» Website and app data records:
=== Begin Enclosure ===
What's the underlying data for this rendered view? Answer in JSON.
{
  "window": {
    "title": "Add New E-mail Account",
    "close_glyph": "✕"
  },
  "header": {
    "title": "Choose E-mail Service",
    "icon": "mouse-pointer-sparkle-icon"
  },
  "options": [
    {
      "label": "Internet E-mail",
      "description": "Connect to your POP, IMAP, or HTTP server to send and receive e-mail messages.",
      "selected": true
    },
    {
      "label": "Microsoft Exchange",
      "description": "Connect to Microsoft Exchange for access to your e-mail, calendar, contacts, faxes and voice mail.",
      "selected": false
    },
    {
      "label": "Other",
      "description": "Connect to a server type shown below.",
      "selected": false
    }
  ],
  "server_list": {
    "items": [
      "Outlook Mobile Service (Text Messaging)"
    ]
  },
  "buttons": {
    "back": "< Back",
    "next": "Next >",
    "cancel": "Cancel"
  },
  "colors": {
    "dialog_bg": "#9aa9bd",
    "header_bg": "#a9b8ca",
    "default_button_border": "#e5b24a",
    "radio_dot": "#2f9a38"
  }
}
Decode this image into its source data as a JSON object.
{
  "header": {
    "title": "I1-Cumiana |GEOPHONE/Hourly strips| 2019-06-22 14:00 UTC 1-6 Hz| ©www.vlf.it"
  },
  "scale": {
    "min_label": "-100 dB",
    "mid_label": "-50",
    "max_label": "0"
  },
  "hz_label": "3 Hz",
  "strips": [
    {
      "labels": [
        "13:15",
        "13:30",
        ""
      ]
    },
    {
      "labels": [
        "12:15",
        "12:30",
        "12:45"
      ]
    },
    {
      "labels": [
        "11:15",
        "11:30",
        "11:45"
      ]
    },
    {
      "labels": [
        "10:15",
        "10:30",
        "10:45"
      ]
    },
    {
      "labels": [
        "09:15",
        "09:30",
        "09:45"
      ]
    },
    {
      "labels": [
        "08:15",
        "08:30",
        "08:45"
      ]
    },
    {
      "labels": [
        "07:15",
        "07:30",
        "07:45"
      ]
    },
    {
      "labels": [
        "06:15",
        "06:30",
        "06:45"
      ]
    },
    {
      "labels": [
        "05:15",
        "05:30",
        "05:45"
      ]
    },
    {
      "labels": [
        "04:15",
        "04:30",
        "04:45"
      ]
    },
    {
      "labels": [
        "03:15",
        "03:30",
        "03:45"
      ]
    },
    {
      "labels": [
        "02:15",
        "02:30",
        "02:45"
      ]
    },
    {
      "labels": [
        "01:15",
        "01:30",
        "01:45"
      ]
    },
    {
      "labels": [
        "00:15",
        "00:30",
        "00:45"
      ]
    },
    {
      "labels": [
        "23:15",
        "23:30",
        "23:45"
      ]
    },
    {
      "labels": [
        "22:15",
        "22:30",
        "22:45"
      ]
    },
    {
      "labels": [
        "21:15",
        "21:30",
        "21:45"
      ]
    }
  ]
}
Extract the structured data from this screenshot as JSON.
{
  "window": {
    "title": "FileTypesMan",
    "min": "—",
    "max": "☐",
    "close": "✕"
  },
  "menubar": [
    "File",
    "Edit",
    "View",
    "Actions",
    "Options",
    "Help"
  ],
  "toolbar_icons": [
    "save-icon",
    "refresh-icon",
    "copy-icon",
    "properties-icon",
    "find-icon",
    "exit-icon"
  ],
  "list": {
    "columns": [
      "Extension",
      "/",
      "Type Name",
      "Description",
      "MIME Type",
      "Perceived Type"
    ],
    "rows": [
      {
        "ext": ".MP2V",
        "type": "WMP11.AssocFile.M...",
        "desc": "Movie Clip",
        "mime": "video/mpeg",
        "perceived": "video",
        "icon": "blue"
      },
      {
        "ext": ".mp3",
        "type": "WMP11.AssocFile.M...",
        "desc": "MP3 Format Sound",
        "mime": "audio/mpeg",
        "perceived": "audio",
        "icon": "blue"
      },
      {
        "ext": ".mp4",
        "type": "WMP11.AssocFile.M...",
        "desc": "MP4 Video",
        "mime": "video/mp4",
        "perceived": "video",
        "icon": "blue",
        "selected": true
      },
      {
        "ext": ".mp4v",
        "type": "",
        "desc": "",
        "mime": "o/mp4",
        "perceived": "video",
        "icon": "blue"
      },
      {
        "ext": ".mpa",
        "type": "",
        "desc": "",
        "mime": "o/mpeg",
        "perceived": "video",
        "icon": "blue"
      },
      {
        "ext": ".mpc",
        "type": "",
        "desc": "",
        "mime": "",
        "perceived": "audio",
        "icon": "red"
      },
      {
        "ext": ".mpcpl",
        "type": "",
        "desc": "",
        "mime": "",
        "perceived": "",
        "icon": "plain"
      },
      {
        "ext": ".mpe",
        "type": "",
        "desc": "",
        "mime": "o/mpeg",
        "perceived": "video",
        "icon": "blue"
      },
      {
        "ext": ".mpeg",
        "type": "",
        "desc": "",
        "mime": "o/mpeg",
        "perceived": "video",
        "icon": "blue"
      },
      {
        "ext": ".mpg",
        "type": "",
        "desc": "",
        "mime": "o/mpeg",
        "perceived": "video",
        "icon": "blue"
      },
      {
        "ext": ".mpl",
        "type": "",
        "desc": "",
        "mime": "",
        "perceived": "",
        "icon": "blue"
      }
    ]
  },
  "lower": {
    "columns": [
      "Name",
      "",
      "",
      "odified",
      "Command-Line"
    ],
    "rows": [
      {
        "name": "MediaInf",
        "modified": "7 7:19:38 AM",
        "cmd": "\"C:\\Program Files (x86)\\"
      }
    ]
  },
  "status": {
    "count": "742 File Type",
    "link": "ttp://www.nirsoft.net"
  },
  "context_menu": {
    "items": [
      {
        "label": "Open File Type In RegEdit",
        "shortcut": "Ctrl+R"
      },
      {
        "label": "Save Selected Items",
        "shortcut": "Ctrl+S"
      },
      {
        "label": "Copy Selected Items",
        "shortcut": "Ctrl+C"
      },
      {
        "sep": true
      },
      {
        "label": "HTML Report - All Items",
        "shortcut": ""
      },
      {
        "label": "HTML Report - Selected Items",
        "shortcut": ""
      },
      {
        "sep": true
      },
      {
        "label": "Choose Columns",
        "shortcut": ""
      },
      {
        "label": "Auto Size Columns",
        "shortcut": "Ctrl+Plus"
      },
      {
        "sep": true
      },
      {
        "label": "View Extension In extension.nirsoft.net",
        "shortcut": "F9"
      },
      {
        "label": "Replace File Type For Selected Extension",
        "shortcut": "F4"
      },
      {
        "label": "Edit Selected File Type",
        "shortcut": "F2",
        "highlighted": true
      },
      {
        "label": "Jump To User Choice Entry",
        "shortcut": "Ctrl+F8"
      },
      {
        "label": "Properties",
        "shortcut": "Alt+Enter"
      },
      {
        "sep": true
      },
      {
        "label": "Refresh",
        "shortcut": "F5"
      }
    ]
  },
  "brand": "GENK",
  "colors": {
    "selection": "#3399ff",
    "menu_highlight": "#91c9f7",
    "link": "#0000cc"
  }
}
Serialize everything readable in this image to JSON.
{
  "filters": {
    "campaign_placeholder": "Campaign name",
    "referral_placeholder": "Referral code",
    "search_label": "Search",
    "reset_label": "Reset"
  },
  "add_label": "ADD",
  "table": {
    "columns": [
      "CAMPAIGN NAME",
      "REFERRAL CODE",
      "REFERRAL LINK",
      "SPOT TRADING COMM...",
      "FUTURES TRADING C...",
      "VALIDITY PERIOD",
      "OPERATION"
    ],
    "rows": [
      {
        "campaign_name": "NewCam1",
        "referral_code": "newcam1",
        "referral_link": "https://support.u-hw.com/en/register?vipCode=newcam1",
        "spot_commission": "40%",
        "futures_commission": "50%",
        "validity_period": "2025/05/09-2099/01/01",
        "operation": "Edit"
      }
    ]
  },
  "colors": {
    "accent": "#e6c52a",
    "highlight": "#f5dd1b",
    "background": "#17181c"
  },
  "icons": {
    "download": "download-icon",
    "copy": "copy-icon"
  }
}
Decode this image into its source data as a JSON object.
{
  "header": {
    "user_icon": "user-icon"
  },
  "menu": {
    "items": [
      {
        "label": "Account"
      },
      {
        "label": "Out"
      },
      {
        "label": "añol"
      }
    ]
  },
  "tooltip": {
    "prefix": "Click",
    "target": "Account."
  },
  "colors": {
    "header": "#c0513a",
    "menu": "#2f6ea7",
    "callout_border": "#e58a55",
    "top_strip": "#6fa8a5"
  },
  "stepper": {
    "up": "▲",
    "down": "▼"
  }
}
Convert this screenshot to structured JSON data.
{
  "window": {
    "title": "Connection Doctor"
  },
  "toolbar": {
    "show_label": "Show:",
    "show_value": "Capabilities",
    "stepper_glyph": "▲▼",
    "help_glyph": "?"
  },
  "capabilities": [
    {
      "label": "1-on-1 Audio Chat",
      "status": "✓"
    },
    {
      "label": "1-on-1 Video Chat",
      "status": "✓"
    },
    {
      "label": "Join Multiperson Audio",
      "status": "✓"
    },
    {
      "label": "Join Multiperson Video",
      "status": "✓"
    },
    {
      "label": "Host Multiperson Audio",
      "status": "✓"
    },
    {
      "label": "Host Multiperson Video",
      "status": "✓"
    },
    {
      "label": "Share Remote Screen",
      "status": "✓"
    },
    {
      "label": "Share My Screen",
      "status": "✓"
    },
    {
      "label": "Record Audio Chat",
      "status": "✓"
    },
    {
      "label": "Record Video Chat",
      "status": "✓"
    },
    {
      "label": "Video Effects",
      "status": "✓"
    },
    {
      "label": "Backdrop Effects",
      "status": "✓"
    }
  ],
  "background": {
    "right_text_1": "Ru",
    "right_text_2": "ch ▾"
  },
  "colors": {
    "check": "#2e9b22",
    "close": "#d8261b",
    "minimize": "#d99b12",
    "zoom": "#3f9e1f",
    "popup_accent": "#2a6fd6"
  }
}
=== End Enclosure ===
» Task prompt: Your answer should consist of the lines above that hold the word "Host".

» Finished task:
      "label": "Host Multiperson Audio",
      "label": "Host Multiperson Video",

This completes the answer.